Burkum hails from a musical family — his younger brothers are Minneapolis-based troubadours, the Cactus Blossoms.  He was a guitarist with Grammy-winning Christian rock band Audio Adrenaline and has played with alt-country bands and the Backstreet Boys. But Burkum dismisses these gigs as uninspiring studio work to pay the bills. 

“I’m trying to make [Leagues’ music] absolutely nothing like Christian rock at all,” Burkum said.  “This is a chance for me to play what I wanted to play for years but never got to do that.”

Leagues are thankfully a departure from the members’ previous gigs, combining the jangly psychedelica of The Black Keys with the twee peppiness of Ben Folds. 

Hints of Nashville are evident on their debut album “You Belong Here.”  A 10-track affair, it was named one of Amazon’s “Top 100 Albums of 2013,” despite garnering little critical and popular attention.  It features Cockrell’s signature succinct, whimsical songwriting, which he honed during his country days. 

The opening track, “Spotlight,” is particularly catchy.  It sounds like it should have been on The Black Keys’ “El Camino.” The immediate drumbeat is struck with fervent conviction and is bolstered by the simple two-chord guitar lick.  The first verse is pared down to drums and vocals, creating a ceremonial chant effect.  The band jumps back in with subtle bombast at the refrain, and the guitar solo in the middle of the track is pieced together with vocabulary from The Allman Brothers Band’s Dickey Betts.

Their home-cooked Southern unpretentiousness makes Leagues an intriguing choice for a Spring Jam act, a sharp left turn from the radio-friendly, adult alternative image of the Mowgli’s, the irreverence of Earl Sweatshirt and the driveling Mac Miller.  Leagues were caught off guard when asked to play the festival, something Burkum was at loss to explain.

“Whoever put it together may have heard our music,” he said.

Despite their indie rock status, Leagues are rock ‘n’ rollers aiming for fame. 

“We would love to be able to play an arena and not make music for tiny groups of people,” Burkum said. 

Fame or no, Leagues are bent on dismantling the misconception that Nashville is merely a country town. 

“The country music is the shiny part — it gets all the attention,” Burkum.  “I’ve been working in Nashville for almost 20 years.  There’s a reason why The Black Keys and Jack White live there; you can actually touch the roots of rock ‘n’ roll there, whereas a lot of other places it’s faded away.”

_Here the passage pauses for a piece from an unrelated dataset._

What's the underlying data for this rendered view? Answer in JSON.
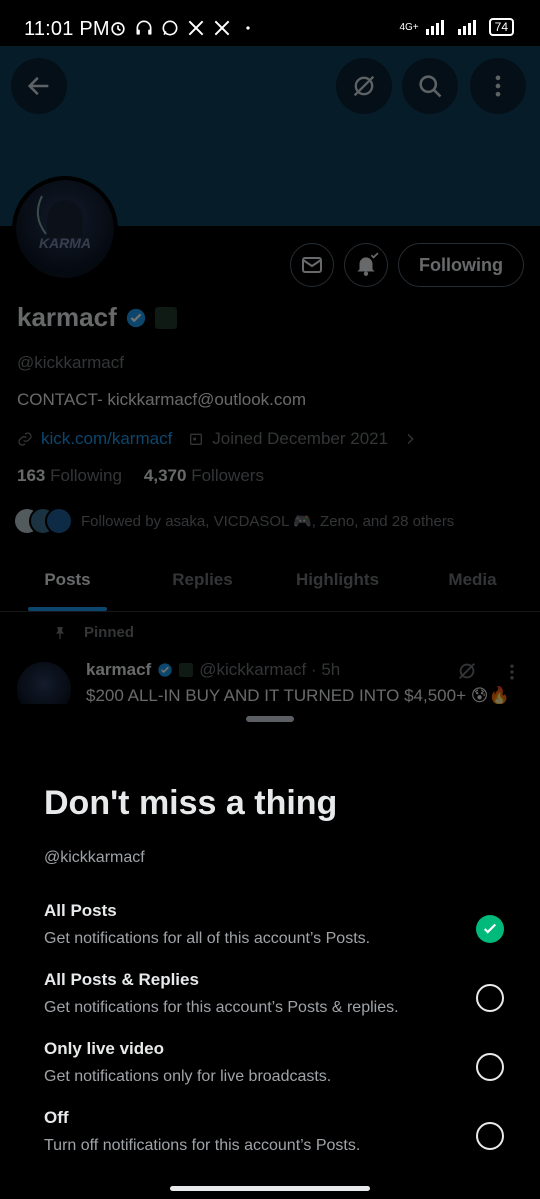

What:  Leagues
When: 9 p.m. Friday, April 25th
Where: Coffman Union
Cost: Free